In addition, the company says that it needs to know your location, yet it promises to not store IP addresses of users. Other information that would be collected includes total installation time, automatic login info, selected disk layout, LivePatch enablement, and if you choose to install updates or third-party software during installation.
"We want to be able to focus our engineering efforts on the things that matter most to our users, and in order to do that we need to get some more data about sort of setups our users have and which software they are running on it," says Will Cooke, Director of Ubuntu Desktop at Canonical.
"The data collection option will be implemented in the installer"
Canonical says that it plans to implement the new data collection option in the installer through a checkbox named something like "Send diagnostics information to help improve Ubuntu" and enabled by default.
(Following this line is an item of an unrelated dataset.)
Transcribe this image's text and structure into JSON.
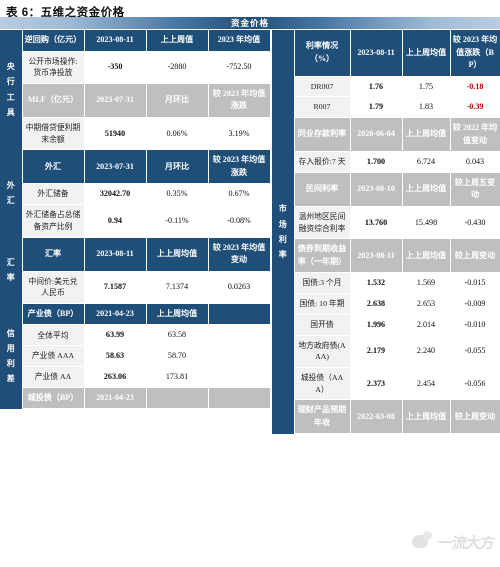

Of course, users will be able to uncheck this box during the installation if they don't want Canonical to collect any data.
However, it's important to know that this would help the Ubuntu Desktop development team to focus their efforts on the things that matter the most to you in future versions of Ubuntu. Also, Canonical said that all the collected data from the installation would be securely sent to a service run by Canonical’s IS team via HTTPS.
The data is saved locally, on your computer, and would be sent to Canonical on first boot if an active network connection is detected. Users will be able to access the respective file that contains the collected data and inspect it thoroughly. Canonical said that the results of this data collection would be made public.
That data would include:
* Ubuntu Flavour
* Ubuntu Version
* Network connectivity or not
* CPU family
* Disk(s) size
* Screen(s) resolution
* GPU vendor and model
* OEM Manufacturer
* Location (based on the location selection made by the user at
install). No IP information would be gathered
* Installation duration (time taken)
* Auto login enabled or not
* Disk layout selected
* Third party software selected or not
* Download updates during install or not
* LivePatch enabled or not
* Popcon would be installed. This will allow us to spot trends in package
usage and help us to focus on the packages which are of most value to our
* Apport would be configured to automatically send anonymous crash reports
without user interruption.
The results of this data would be made public. E.g. People would be able
to see that X% of Ubuntu users are based in .de vs Y% in .za. Z% of our
users run Dell hardware, and so on.
Any user can simply opt out by unchecking the box, which triggers one
simple POST stating, “diagnostics=false”. There will be a corresponding
checkbox in the Privacy panel of GNOME Settings to toggle the state of this.
And to reiterate, the service which stores this data would *never* store IP
Ubuntu 18.04 LTS installer bi mogao dobiti "send diagnostics" toggle koji ako je uključen skuplja neke podatke o softveru i hardveru korisnika i slično, podaci se spremaju i lokalno pa ih korisnik može pregledati, ne snimaju se IP adrese, a svi prikupljeni podaci će biti javni. Ovo je ok, takve podatke je potrebno znati da bi se razvoj fokusirao na ono što je najbitnije korisnicima i da se vide detalji o korištenju OSa. Tko ne želi sudjelovati moći će isključiti opciju u installeru ili kasnije u Privacy dijelu Gnome Settings programa.